DES MOINES, Iowa (AP) — Planned Parenthood plans to close three Iowa locations but provide more services at others in response to increasing demands for abortions, staff shortages and increasing costs.

The consolidation at Planned Parenthood North Central States, which provides abortions in Minnesota, Nebraska and Iowa, comes as states that provide abortions have seen a sharp increase in people coming from states that have prohibited or sharply restricted the procedure, The Des Moines Register reported.

Leaders of the organization say they’ve performed 9% more abortions since the U.S. Supreme Court overturned Roe v. Wade last summer.

“The shifting legal sands make it hard for patients to keep up, and that creates a chilling effect to accessing health care,” said Ruth Richardson, president and CEO of Planned Parenthood North Central States. “This new landscape is unfair — but in all honesty, it’s been unfair for quite some time for structurally marginalized communities.”

Under the new plan in Iowa, some staff members will work at more than one location, which will prevent health centers from being routinely closed because of staff shortages, said Mazie Stilwell, spokesperson for the organization.
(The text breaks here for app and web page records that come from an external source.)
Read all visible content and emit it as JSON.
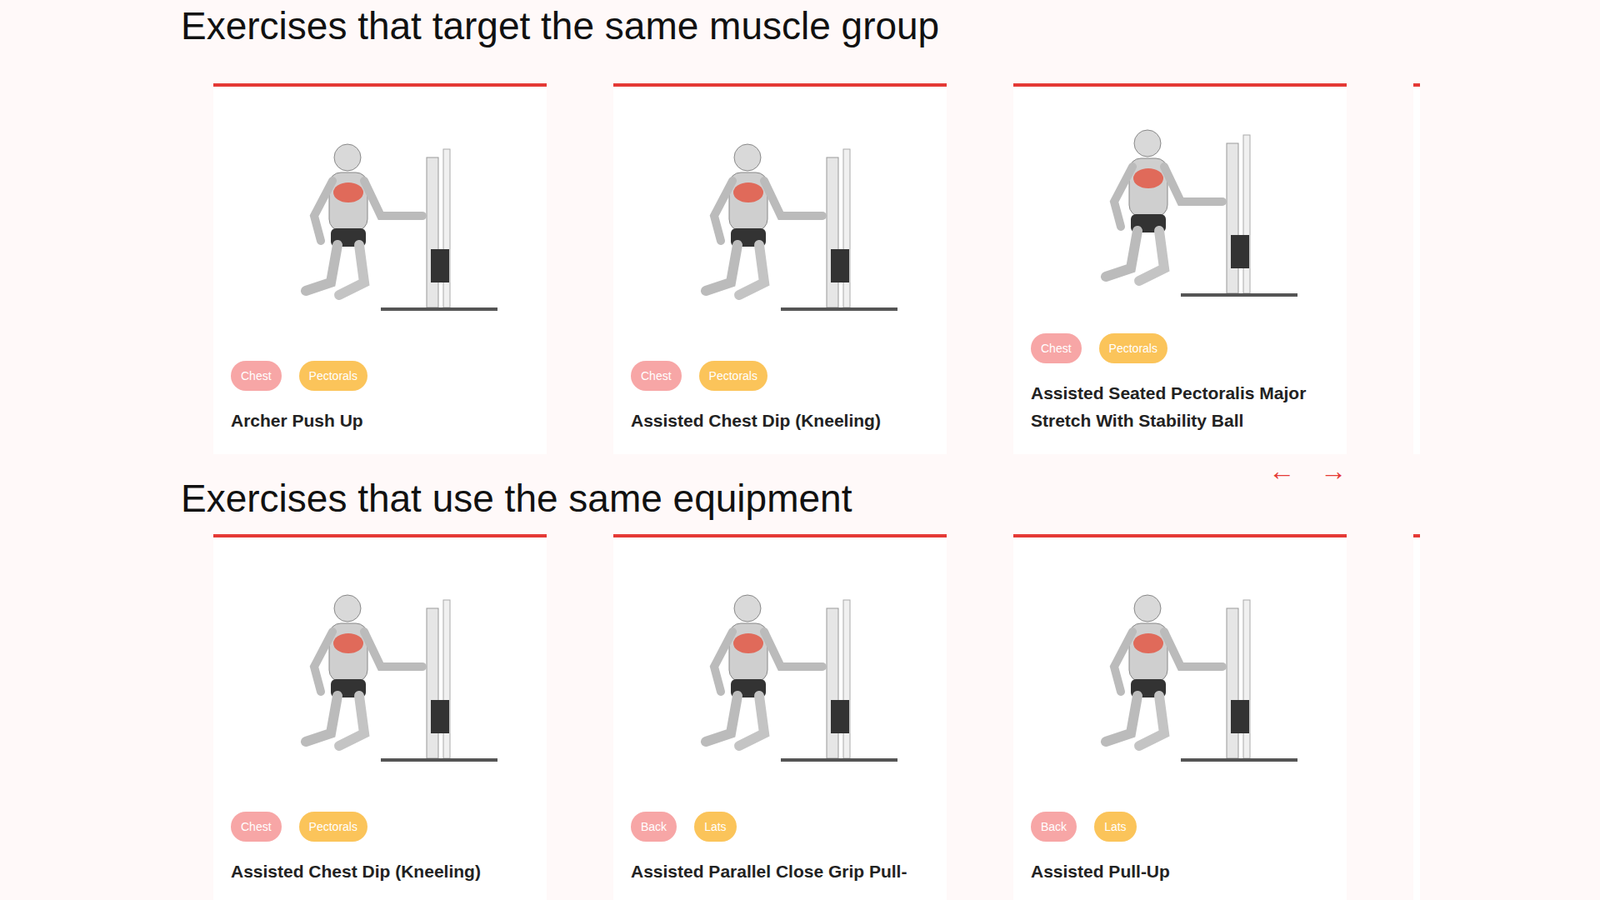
{
  "sections": [
    {
      "title": "Exercises that target the same muscle group",
      "cards": [
        {
          "title": "Archer Push Up",
          "tags": [
            {
              "label": "Chest",
              "color": "#f7a6a6"
            },
            {
              "label": "Pectorals",
              "color": "#fbc45a"
            }
          ]
        },
        {
          "title": "Assisted Chest Dip (Kneeling)",
          "tags": [
            {
              "label": "Chest",
              "color": "#f7a6a6"
            },
            {
              "label": "Pectorals",
              "color": "#fbc45a"
            }
          ]
        },
        {
          "title": "Assisted Seated Pectoralis Major Stretch With Stability Ball",
          "tags": [
            {
              "label": "Chest",
              "color": "#f7a6a6"
            },
            {
              "label": "Pectorals",
              "color": "#fbc45a"
            }
          ]
        }
      ],
      "nav": {
        "prev": "←",
        "next": "→"
      }
    },
    {
      "title": "Exercises that use the same equipment",
      "cards": [
        {
          "title": "Assisted Chest Dip (Kneeling)",
          "tags": [
            {
              "label": "Chest",
              "color": "#f7a6a6"
            },
            {
              "label": "Pectorals",
              "color": "#fbc45a"
            }
          ]
        },
        {
          "title": "Assisted Parallel Close Grip Pull-",
          "tags": [
            {
              "label": "Back",
              "color": "#f7a6a6"
            },
            {
              "label": "Lats",
              "color": "#fbc45a"
            }
          ]
        },
        {
          "title": "Assisted Pull-Up",
          "tags": [
            {
              "label": "Back",
              "color": "#f7a6a6"
            },
            {
              "label": "Lats",
              "color": "#fbc45a"
            }
          ]
        }
      ]
    }
  ]
}
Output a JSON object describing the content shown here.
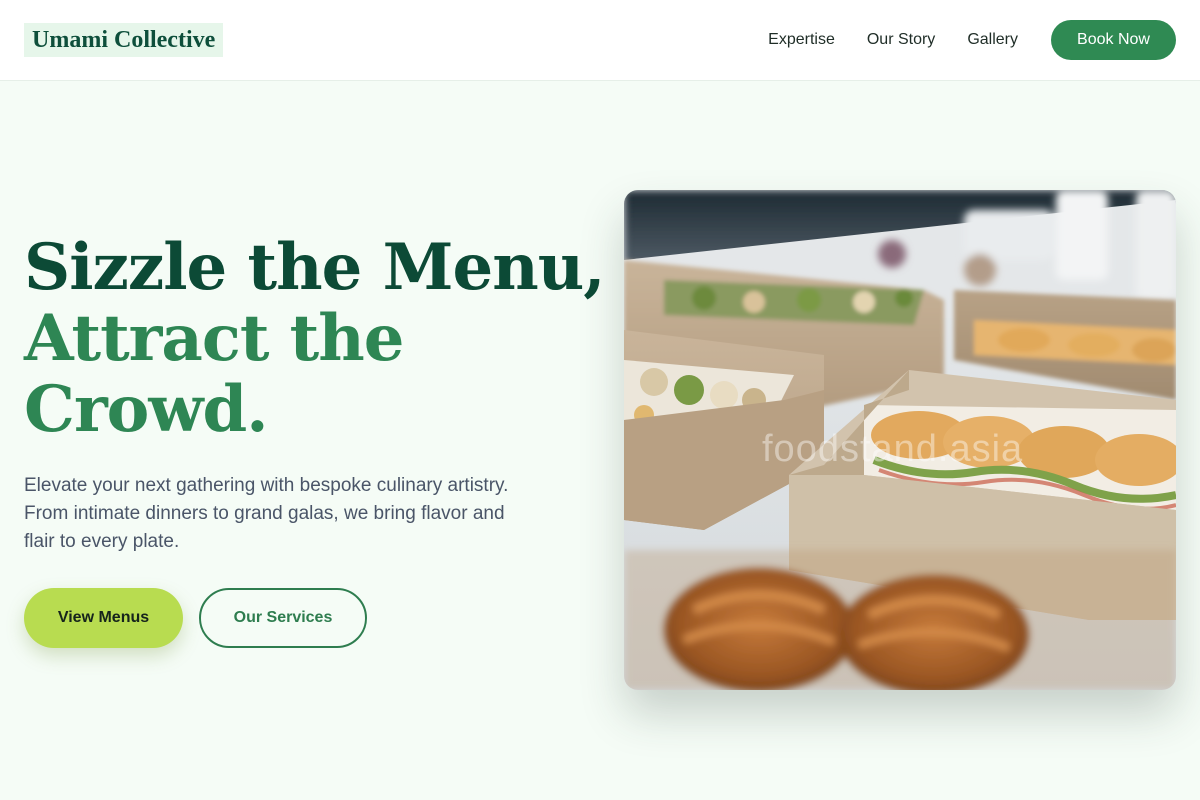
{
  "brand": {
    "name": "Umami Collective"
  },
  "nav": {
    "links": [
      "Expertise",
      "Our Story",
      "Gallery"
    ],
    "cta": "Book Now"
  },
  "hero": {
    "headline_line1": "Sizzle the Menu,",
    "headline_line2": "Attract the Crowd.",
    "subtitle": "Elevate your next gathering with bespoke culinary artistry. From intimate dinners to grand galas, we bring flavor and flair to every plate.",
    "primary_button": "View Menus",
    "secondary_button": "Our Services",
    "image_watermark": "foodstand.asia"
  },
  "colors": {
    "page_background": "#f5fcf6",
    "brand_dark_green": "#0c4a36",
    "brand_green": "#2e8654",
    "lime_accent": "#b8dc50",
    "nav_button": "#2f8a53"
  }
}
Abortion services will increase in Ames, Cedar Rapids, at the Susan Knapp Health Center in Des Moines, and in Omaha, Nebraska.

The Council Bluffs center will close sometime in the next year, with patients redirected to Omaha. The Rosenfield Health Center in south Des Moines will be phased out in favor of the Susan Knapp Health Center and the Ames location.

The Cedar Falls center, which has been closed because of staffing shortages, will permanently close.

“I must emphasize that, while the number of Planned Parenthood health centers will decrease, these changes will increase the number of patients that we can see,” Stilwell said.

Abortion is currently legal in Iowa up to 20 weeks of pregnancy. On June 16, the Iowa Supreme Court declined to reinstate a law that would have banned abortions once cardiac activity can be detected, usually around six weeks of pregnancy and before many women know they are pregnant.

Iowa Republicans are widely expected to attempt to pass a new law during the next session to further restrict abortion.